#### [EXERCISE BRIEF]
Below is a block of records. Copy every line in it that contains the word "bilde".

#### [MATERIAL PROVIDED]
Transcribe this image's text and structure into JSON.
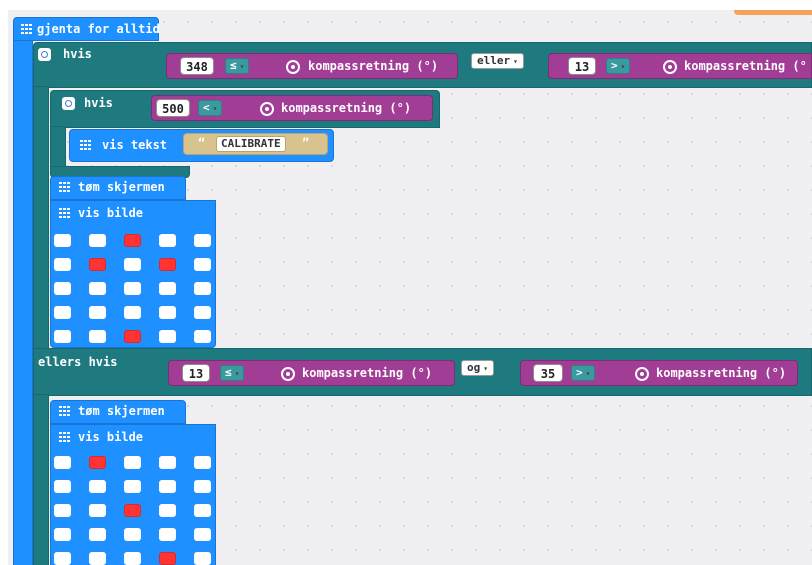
{
  "colors": {
    "basic_blue": "#1E90FF",
    "logic_teal": "#1F7A80",
    "input_purple": "#A23D95",
    "text_tan": "#D8C38F",
    "led_on": "#FF3333",
    "led_off": "#FFFFFF"
  },
  "blocks": {
    "forever_label": "gjenta for alltid",
    "if_label": "hvis",
    "inner_if_label": "hvis",
    "show_text_label": "vis tekst",
    "clear_screen_label": "tøm skjermen",
    "show_image_label": "vis bilde",
    "else_if_label": "ellers hvis",
    "clear_screen_2_label": "tøm skjermen",
    "show_image_2_label": "vis bilde"
  },
  "conditions": {
    "c1": {
      "value": "348",
      "operator": "≤",
      "sensor": "kompassretning (°)"
    },
    "or_operator": "eller",
    "c2": {
      "value": "13",
      "operator": ">",
      "sensor": "kompassretning (°"
    },
    "inner": {
      "value": "500",
      "operator": "<",
      "sensor": "kompassretning (°)"
    },
    "c3": {
      "value": "13",
      "operator": "≤",
      "sensor": "kompassretning (°)"
    },
    "and_operator": "og",
    "c4": {
      "value": "35",
      "operator": ">",
      "sensor": "kompassretning (°)"
    }
  },
  "text_value": "CALIBRATE",
  "quote_open": "“",
  "quote_close": "”",
  "dropdown_arrow": "▾",
  "image1": [
    [
      0,
      0,
      1,
      0,
      0
    ],
    [
      0,
      1,
      0,
      1,
      0
    ],
    [
      0,
      0,
      0,
      0,
      0
    ],
    [
      0,
      0,
      0,
      0,
      0
    ],
    [
      0,
      0,
      1,
      0,
      0
    ]
  ],
  "image2": [
    [
      0,
      1,
      0,
      0,
      0
    ],
    [
      0,
      0,
      0,
      0,
      0
    ],
    [
      0,
      0,
      1,
      0,
      0
    ],
    [
      0,
      0,
      0,
      0,
      0
    ],
    [
      0,
      0,
      0,
      1,
      0
    ]
  ]
}
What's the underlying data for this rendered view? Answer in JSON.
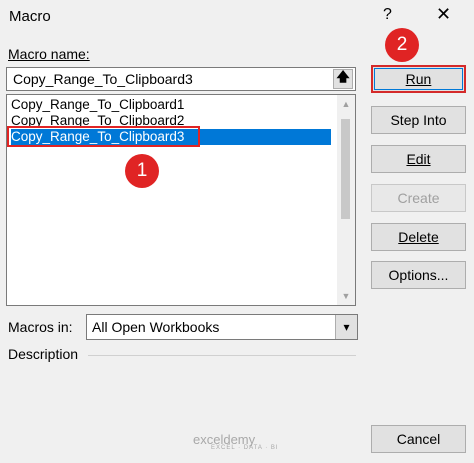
{
  "window": {
    "title": "Macro",
    "help": "?",
    "close": "✕"
  },
  "macro_name": {
    "label": "Macro name:",
    "value": "Copy_Range_To_Clipboard3"
  },
  "macro_list": [
    "Copy_Range_To_Clipboard1",
    "Copy_Range_To_Clipboard2",
    "Copy_Range_To_Clipboard3"
  ],
  "selected_index": 2,
  "buttons": {
    "run": "Run",
    "step_into": "Step Into",
    "edit": "Edit",
    "create": "Create",
    "delete": "Delete",
    "options": "Options...",
    "cancel": "Cancel"
  },
  "macros_in": {
    "label": "Macros in:",
    "value": "All Open Workbooks"
  },
  "description": {
    "label": "Description"
  },
  "annotations": {
    "badge1": "1",
    "badge2": "2",
    "color": "#e02424"
  },
  "watermark": {
    "brand": "exceldemy",
    "tagline": "EXCEL · DATA · BI"
  }
}
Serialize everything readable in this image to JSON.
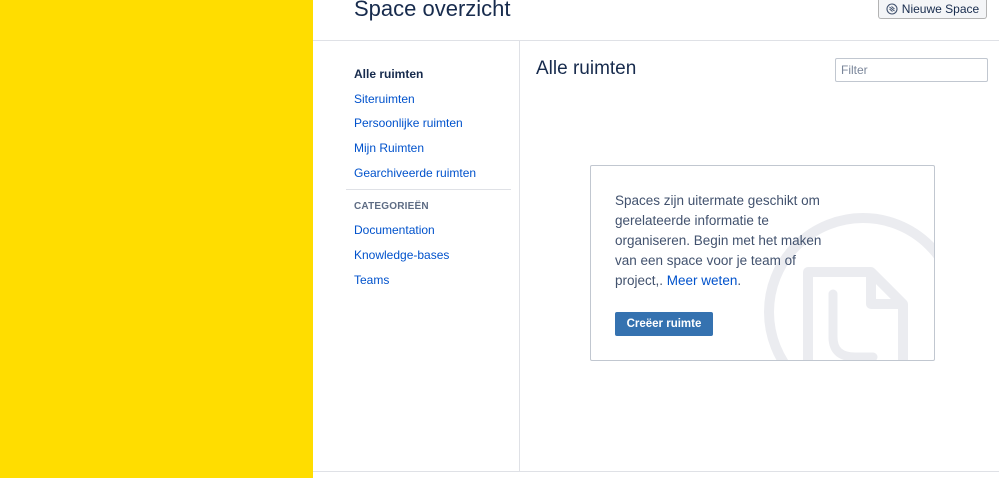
{
  "header": {
    "title": "Space overzicht",
    "new_space_label": "Nieuwe Space",
    "new_space_icon": "space-add-icon"
  },
  "sidebar": {
    "items": [
      {
        "label": "Alle ruimten",
        "active": true
      },
      {
        "label": "Siteruimten"
      },
      {
        "label": "Persoonlijke ruimten"
      },
      {
        "label": "Mijn Ruimten"
      },
      {
        "label": "Gearchiveerde ruimten"
      }
    ],
    "categories_heading": "CATEGORIEËN",
    "categories": [
      {
        "label": "Documentation"
      },
      {
        "label": "Knowledge-bases"
      },
      {
        "label": "Teams"
      }
    ]
  },
  "main": {
    "heading": "Alle ruimten",
    "filter_placeholder": "Filter",
    "filter_value": ""
  },
  "empty_state": {
    "text": "Spaces zijn uitermate geschikt om gerelateerde informatie te organiseren. Begin met het maken van een space voor je team of project,.",
    "link_label": "Meer weten",
    "trailing": ".",
    "button_label": "Creëer ruimte",
    "illustration_icon": "document-illustration-icon"
  },
  "colors": {
    "left_pane": "#ffdd00",
    "link": "#0052cc",
    "primary_button": "#3572b0"
  }
}
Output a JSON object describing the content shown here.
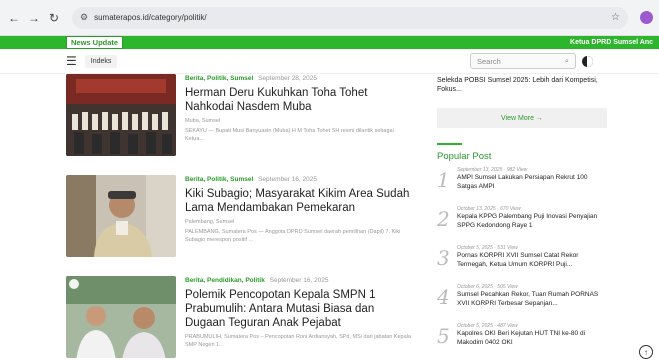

#### [WRITTEN RESPONSE]
    "show_image_label": "vis bilde",
    "show_image_2_label": "vis bilde"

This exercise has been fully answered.